• Instructions for the task: Output all entries exactly as they appear and skip the pictures.

• Information:
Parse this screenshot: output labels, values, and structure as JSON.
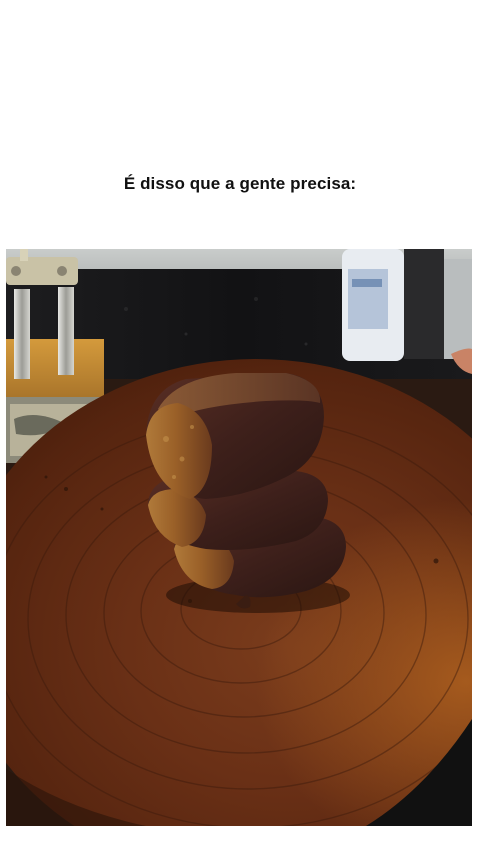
{
  "post": {
    "caption": "É disso que a gente precisa:"
  },
  "photo": {
    "subject": "stacked-grilled-steaks-on-wooden-board"
  }
}
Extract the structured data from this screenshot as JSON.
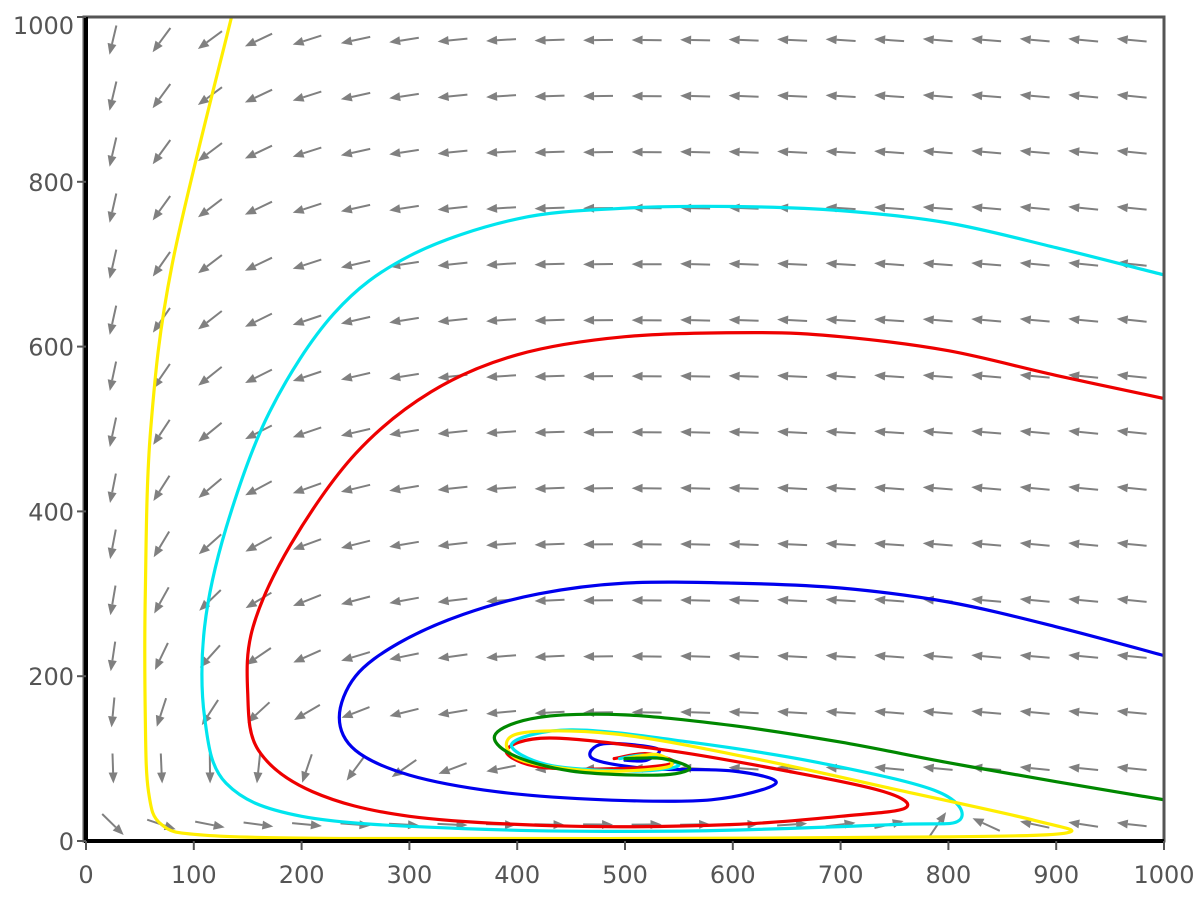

• Task result:
Parse this screenshot: output labels, values, and structure as JSON.
{
  "post": {
    "caption": "É disso que a gente precisa:"
  },
  "photo": {
    "subject": "stacked-grilled-steaks-on-wooden-board"
  }
}
Extract the structured data from this screenshot as JSON.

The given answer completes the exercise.